The models of data measurement are changing.

One way to measure data without cookies and more importantly  without creating data silos is to use the following steps. This variant consists of two basic steps. The first and most important step is to develop a KPI framework. In this framework the most important KPIs have to be mapped, as simple and consistent as possible. The framework should be aligned with the goals of the marketing activities and relate the various KPIS to each other. Merkle recommends creating a performance score to calculate the degree of optimization of the measures. This is a good possibility; Google, for example, also specifies such a performance score in the Google Ads account. In my opinion, however, it does not necessarily have to be a performance score, one can be quite creative here. There is simply not only one right solution. The data for this must be transferred from the various tools into the framework.

Step two is to create a framework that leads through the funnel. Here, metrics that map the customer's behavior must be matched with the KPIs created in the first step. This is the only way to really evaluate the behavior and put it into a wider context.

Typically, these two steps require the combination of several methods of data measurement, such as cross channel attribution and platform-specific conversion tracking. These are also described in much more detail in the Merkle Paper. This is the only way to evaluate data across channels and put it into a larger context. In addition, the data blocks that serve as the basis for such frameworks already exist frequently in companies. Many companies already use tools from the big players such as Google, Facebook or Amazon and only need to bring this data into the right form.

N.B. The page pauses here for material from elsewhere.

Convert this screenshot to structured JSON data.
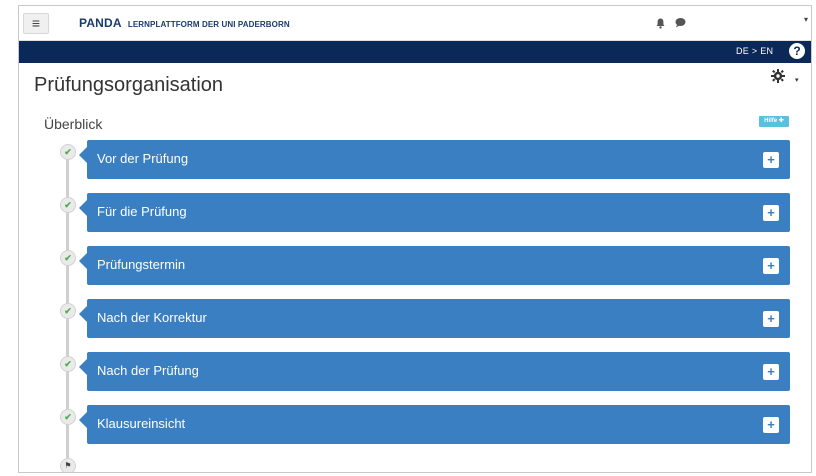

Another way to access data and get exciting insights is to use so-called "data clean rooms". In such "rooms" various parties and companies can contribute data to share the insights gained without disclosing the raw data. However, this solution is highly dependent on the providers of such data clean rooms. The advantage is definitely that you can better assess your data and the data is more representative. We also see these CDPs as an essential component for obtaining valid data in the future. From our point of view they will become more and more relevant in the future to measure data efficiently even without cookies.

Testing is the key to success.

Once you have found a good structure to collect and store data, it's time to optimize the campaign, where testing is essential. If you make mistakes during testing, all the concepts you have designed before to collect data properly are of no use. For example, it makes no sense to test a paid social campaign and a paid brand search campaign in the same region at the same time. This way you can't really understand the effects of the respective test and you basically falsify your data. It is important to develop a mindset to take such things into account in order to guarantee the long-term success of the campaigns. Errors in testing campaigns can also have a negative effect on your data

Structures and precise planning lead to success.

In conclusion, measuring, understanding and evaluating data is not easy. Especially with the prospect to realize this without cookies, it does not make it easier. But with exact structures and good planning, such as KPI frameworks or "Data Clean Rooms", this is not impossible. It is possible to collect data in a sustainable way and to lay the foundation for a good evaluation. Nevertheless, testing should not be underestimated. Only with the right approach can one draw the right conclusions and use data sustainably without distorting it.

If you are interested in more exciting insights on this topic or want to know how Merkle collects and processes data, click here for the paper!